Halima Kolo, 16, from Dundee.
I want Scotland to be fully known and people to depend on us. We don't get the respect we deserve. I'm really happy with lowered voting age. We are responsible when it comes to responsible stuff. I have thought of going into politics. Mum has banned me from entering Nigerian politics.
I never used to consider Nigeria at home since I came here. I grew up here and I went back for the first time in December and that was just amazing seeing my whole family. I do consider Dundee home too. It changed my outlook because when I came back I was depressed for two months. I would not leave the house but then after that my friends dragged me out!
My dad came to Scotland to do his PhD 30 years ago and my mum and him lived here ever since. He got a job and after that everything changed. I have four brothers and no sisters. I'm the fourth child and I have a younger brother. It's the worst thing ever! Having three older brothers is terrible, I just want them to move out already.

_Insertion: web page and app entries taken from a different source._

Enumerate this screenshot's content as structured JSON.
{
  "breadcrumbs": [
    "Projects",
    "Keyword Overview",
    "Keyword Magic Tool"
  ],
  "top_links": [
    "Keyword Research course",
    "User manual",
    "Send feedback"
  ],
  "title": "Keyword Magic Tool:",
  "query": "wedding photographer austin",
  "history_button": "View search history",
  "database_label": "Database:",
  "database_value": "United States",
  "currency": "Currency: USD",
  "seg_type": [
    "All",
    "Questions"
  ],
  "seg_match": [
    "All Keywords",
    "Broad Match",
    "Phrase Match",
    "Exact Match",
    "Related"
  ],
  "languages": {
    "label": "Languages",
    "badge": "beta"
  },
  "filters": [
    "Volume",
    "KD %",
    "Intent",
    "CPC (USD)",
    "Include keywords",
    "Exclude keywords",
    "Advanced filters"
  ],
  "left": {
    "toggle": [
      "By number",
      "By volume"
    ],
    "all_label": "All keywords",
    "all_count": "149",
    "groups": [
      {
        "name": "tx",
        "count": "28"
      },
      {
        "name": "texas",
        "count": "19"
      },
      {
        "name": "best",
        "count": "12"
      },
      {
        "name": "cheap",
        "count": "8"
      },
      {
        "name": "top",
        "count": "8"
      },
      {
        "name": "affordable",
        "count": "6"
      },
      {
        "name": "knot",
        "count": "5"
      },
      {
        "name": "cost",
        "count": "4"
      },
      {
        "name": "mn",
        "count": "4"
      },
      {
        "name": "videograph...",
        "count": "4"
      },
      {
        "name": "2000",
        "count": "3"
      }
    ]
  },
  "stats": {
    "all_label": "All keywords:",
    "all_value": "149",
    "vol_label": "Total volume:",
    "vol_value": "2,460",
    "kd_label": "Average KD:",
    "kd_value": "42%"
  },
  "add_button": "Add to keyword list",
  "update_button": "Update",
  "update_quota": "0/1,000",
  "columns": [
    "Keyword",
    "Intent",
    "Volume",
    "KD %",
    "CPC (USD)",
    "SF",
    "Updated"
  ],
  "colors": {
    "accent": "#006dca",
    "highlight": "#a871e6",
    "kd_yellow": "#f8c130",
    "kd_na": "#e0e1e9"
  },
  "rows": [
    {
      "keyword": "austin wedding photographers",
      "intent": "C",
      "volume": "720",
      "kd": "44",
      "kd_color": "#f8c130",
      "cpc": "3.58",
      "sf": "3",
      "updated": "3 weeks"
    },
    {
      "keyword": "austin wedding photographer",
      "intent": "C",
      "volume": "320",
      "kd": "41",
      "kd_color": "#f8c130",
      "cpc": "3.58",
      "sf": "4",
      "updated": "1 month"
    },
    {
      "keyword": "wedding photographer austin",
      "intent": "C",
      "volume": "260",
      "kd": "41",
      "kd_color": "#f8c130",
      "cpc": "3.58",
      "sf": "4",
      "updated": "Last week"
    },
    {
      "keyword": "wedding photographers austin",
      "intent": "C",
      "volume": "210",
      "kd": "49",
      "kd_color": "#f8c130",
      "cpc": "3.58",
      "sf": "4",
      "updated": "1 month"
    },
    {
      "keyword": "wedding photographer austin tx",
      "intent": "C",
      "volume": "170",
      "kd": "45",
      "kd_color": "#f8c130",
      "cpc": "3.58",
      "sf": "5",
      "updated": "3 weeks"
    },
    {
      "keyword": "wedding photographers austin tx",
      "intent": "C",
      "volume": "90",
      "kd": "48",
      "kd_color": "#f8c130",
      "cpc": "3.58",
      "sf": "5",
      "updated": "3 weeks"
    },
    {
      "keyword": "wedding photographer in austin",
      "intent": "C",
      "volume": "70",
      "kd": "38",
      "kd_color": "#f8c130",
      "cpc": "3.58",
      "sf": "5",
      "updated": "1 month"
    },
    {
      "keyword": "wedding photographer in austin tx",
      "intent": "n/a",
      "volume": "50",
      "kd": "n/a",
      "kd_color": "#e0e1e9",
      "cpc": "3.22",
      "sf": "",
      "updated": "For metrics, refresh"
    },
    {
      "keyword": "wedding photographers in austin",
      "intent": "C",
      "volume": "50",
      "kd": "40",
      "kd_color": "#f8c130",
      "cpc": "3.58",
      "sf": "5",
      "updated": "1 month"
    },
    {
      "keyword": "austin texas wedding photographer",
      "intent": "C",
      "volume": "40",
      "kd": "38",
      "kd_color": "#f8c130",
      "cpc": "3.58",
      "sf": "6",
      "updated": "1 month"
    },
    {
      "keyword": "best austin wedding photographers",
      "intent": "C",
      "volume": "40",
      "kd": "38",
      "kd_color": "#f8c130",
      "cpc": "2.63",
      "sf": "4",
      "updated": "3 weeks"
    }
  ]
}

I think I'm ready to leave school. I might apply for college before university. I would like to study medicine. Anything to do with working [in a] hospital, I don't mind.

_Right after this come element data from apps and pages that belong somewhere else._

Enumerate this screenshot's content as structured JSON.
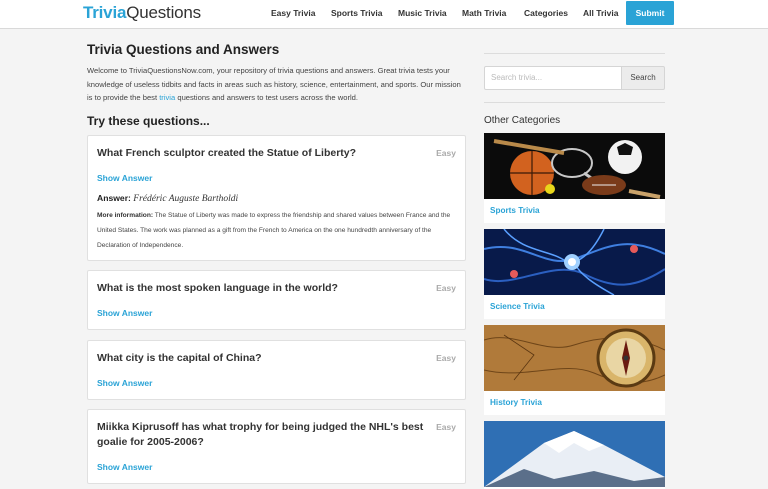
{
  "header": {
    "logo_accent": "Trivia",
    "logo_rest": "Questions",
    "nav": [
      "Easy Trivia",
      "Sports Trivia",
      "Music Trivia",
      "Math Trivia",
      "Categories",
      "All Trivia"
    ],
    "submit_label": "Submit",
    "accent_color": "#2aa3d6"
  },
  "main": {
    "title": "Trivia Questions and Answers",
    "intro_part1": "Welcome to TriviaQuestionsNow.com, your repository of trivia questions and answers. Great trivia tests your knowledge of useless tidbits and facts in areas such as history, science, entertainment, and sports. Our mission is to provide the best ",
    "intro_link": "trivia",
    "intro_part2": " questions and answers to test users across the world.",
    "section_title": "Try these questions...",
    "questions": [
      {
        "text": "What French sculptor created the Statue of Liberty?",
        "difficulty": "Easy",
        "show_answer": "Show Answer",
        "answer_label": "Answer:",
        "answer": "Frédéric Auguste Bartholdi",
        "more_label": "More information:",
        "more_text": "The Statue of Liberty was made to express the friendship and shared values between France and the United States. The work was planned as a gift from the French to America on the one hundredth anniversary of the Declaration of Independence."
      },
      {
        "text": "What is the most spoken language in the world?",
        "difficulty": "Easy",
        "show_answer": "Show Answer"
      },
      {
        "text": "What city is the capital of China?",
        "difficulty": "Easy",
        "show_answer": "Show Answer"
      },
      {
        "text": "Miikka Kiprusoff has what trophy for being judged the NHL's best goalie for 2005-2006?",
        "difficulty": "Easy",
        "show_answer": "Show Answer"
      }
    ]
  },
  "sidebar": {
    "search_placeholder": "Search trivia...",
    "search_button": "Search",
    "other_categories_title": "Other Categories",
    "categories": [
      {
        "label": "Sports Trivia",
        "icon": "sports-balls-image"
      },
      {
        "label": "Science Trivia",
        "icon": "neurons-image"
      },
      {
        "label": "History Trivia",
        "icon": "compass-map-image"
      },
      {
        "label": "",
        "icon": "snowy-mountain-image"
      }
    ]
  }
}
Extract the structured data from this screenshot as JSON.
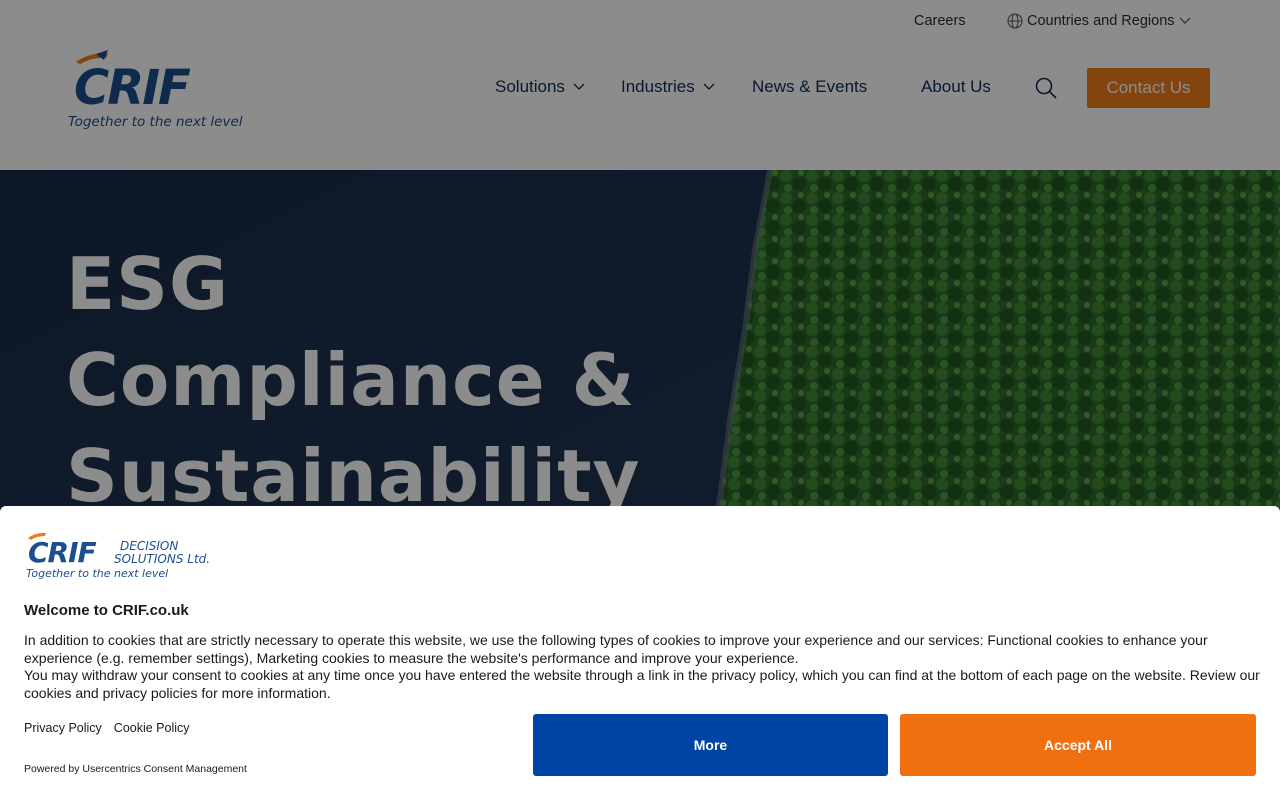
{
  "header": {
    "topbar": {
      "careers": "Careers",
      "regions": "Countries and Regions"
    },
    "logo": {
      "brand": "CRIF",
      "tagline": "Together to the next level"
    },
    "nav": {
      "solutions": "Solutions",
      "industries": "Industries",
      "news": "News & Events",
      "about": "About Us",
      "contact": "Contact Us"
    }
  },
  "hero": {
    "title_line1": "ESG",
    "title_line2": "Compliance &",
    "title_line3": "Sustainability"
  },
  "cookie_banner": {
    "logo": {
      "brand": "CRIF",
      "subtitle_line1": "DECISION",
      "subtitle_line2": "SOLUTIONS Ltd.",
      "tagline": "Together to the next level"
    },
    "title": "Welcome to CRIF.co.uk",
    "paragraph1": "In addition to cookies that are strictly necessary to operate this website, we use the following types of cookies to improve your experience and our services: Functional cookies to enhance your experience (e.g. remember settings), Marketing cookies to measure the website's performance and improve your experience.",
    "paragraph2": "You may withdraw your consent to cookies at any time once you have entered the website through a link in the privacy policy, which you can find at the bottom of each page on the website. Review our cookies and privacy policies for more information.",
    "privacy_link": "Privacy Policy",
    "cookie_link": "Cookie Policy",
    "powered_by": "Powered by Usercentrics Consent Management",
    "more_button": "More",
    "accept_button": "Accept All"
  },
  "colors": {
    "brand_blue": "#1b4f8f",
    "accent_orange": "#f07c1b",
    "more_button": "#0045a5",
    "accept_button": "#f07011"
  }
}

At first I was a Yes voter but then I went to one of the meetings in Glasgow and a few of my friend said 'No' - we're actually undecided. So I'm undecided but I'm leaning towards 'Yes'. Never going to be a 'NO'. I'm a person who enjoys independence of the country. The majority of my friends in school are all 'No'.
Every time I hear my little cousin's voice I always get so emotional. Mum says that's crazy because the way I was treated was as a guest not as a normal family member. I would have to do some work. I got these clothes made in Nigeria. I [wore them] once to school for a non uniform day in Scotland and people loved it.

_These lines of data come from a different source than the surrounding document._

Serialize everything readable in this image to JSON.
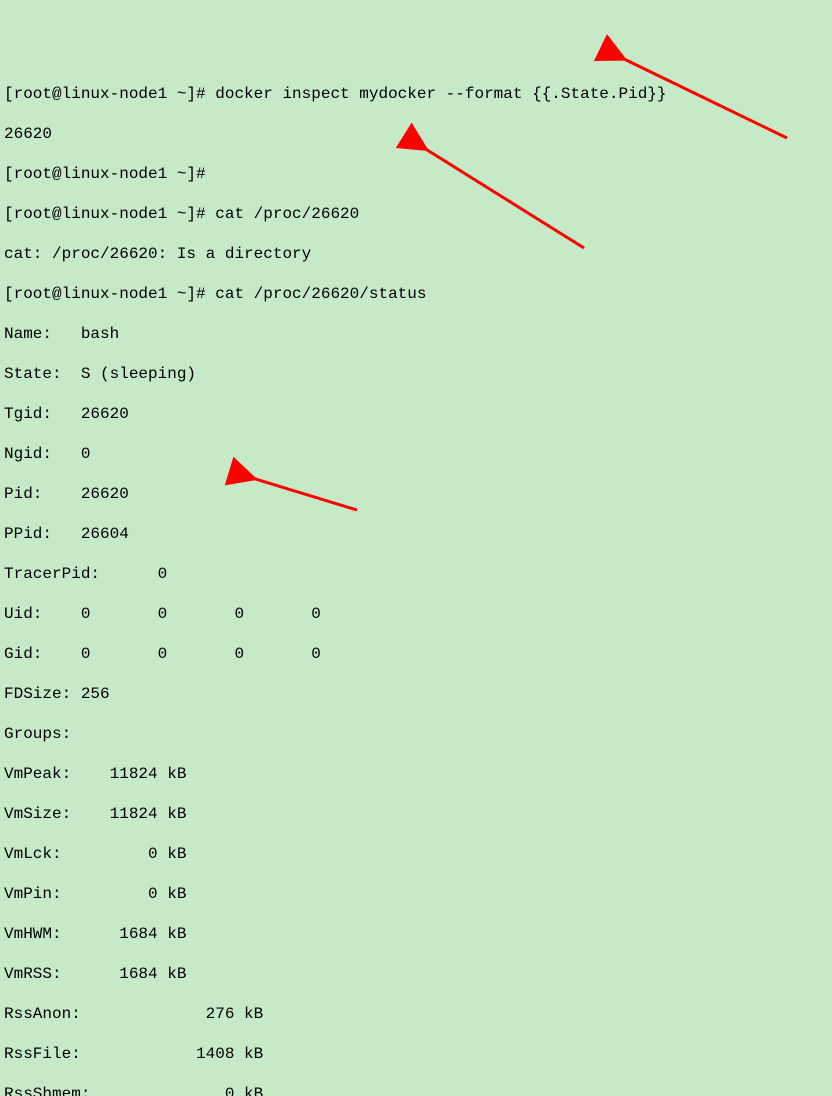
{
  "lines": {
    "l1": "[root@linux-node1 ~]# docker inspect mydocker --format {{.State.Pid}}",
    "l2": "26620",
    "l3": "[root@linux-node1 ~]#",
    "l4": "[root@linux-node1 ~]# cat /proc/26620",
    "l5": "cat: /proc/26620: Is a directory",
    "l6": "[root@linux-node1 ~]# cat /proc/26620/status",
    "l7": "Name:   bash",
    "l8": "State:  S (sleeping)",
    "l9": "Tgid:   26620",
    "l10": "Ngid:   0",
    "l11": "Pid:    26620",
    "l12": "PPid:   26604",
    "l13": "TracerPid:      0",
    "l14": "Uid:    0       0       0       0",
    "l15": "Gid:    0       0       0       0",
    "l16": "FDSize: 256",
    "l17": "Groups:",
    "l18": "VmPeak:    11824 kB",
    "l19": "VmSize:    11824 kB",
    "l20": "VmLck:         0 kB",
    "l21": "VmPin:         0 kB",
    "l22": "VmHWM:      1684 kB",
    "l23": "VmRSS:      1684 kB",
    "l24": "RssAnon:             276 kB",
    "l25": "RssFile:            1408 kB",
    "l26": "RssShmem:              0 kB"
  }
}
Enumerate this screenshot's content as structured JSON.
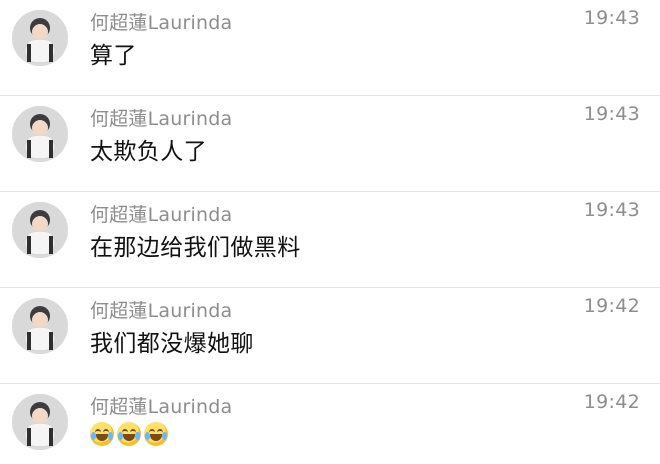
{
  "messages": [
    {
      "sender": "何超蓮Laurinda",
      "time": "19:43",
      "text": "算了"
    },
    {
      "sender": "何超蓮Laurinda",
      "time": "19:43",
      "text": "太欺负人了"
    },
    {
      "sender": "何超蓮Laurinda",
      "time": "19:43",
      "text": "在那边给我们做黑料"
    },
    {
      "sender": "何超蓮Laurinda",
      "time": "19:42",
      "text": "我们都没爆她聊"
    },
    {
      "sender": "何超蓮Laurinda",
      "time": "19:42",
      "emoji": [
        "crying-laughing-emoji",
        "crying-laughing-emoji",
        "crying-laughing-emoji"
      ]
    }
  ]
}
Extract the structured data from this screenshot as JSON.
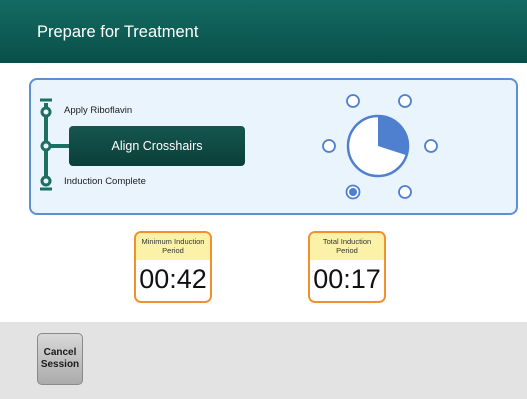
{
  "header": {
    "title": "Prepare for Treatment"
  },
  "steps": {
    "apply_riboflavin": "Apply Riboflavin",
    "align_crosshairs": "Align Crosshairs",
    "induction_complete": "Induction Complete"
  },
  "progress": {
    "pie_fraction_complete": 0.3,
    "selected_position": "bottom-left"
  },
  "timers": {
    "minimum": {
      "label_line1": "Minimum Induction",
      "label_line2": "Period",
      "value": "00:42"
    },
    "total": {
      "label_line1": "Total Induction",
      "label_line2": "Period",
      "value": "00:17"
    }
  },
  "footer": {
    "cancel_line1": "Cancel",
    "cancel_line2": "Session"
  },
  "colors": {
    "header": "#0f5c55",
    "accent_blue": "#4f7fcf",
    "panel_bg": "#e9f4fd",
    "timer_border": "#f0912d",
    "timer_label_bg": "#fbf2a7"
  }
}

I'm starting to realise that I am Nigerian and I'm starting to be proud of that I'm going to embrace it. People respect you more if I'm proud of who I am. I always wear a head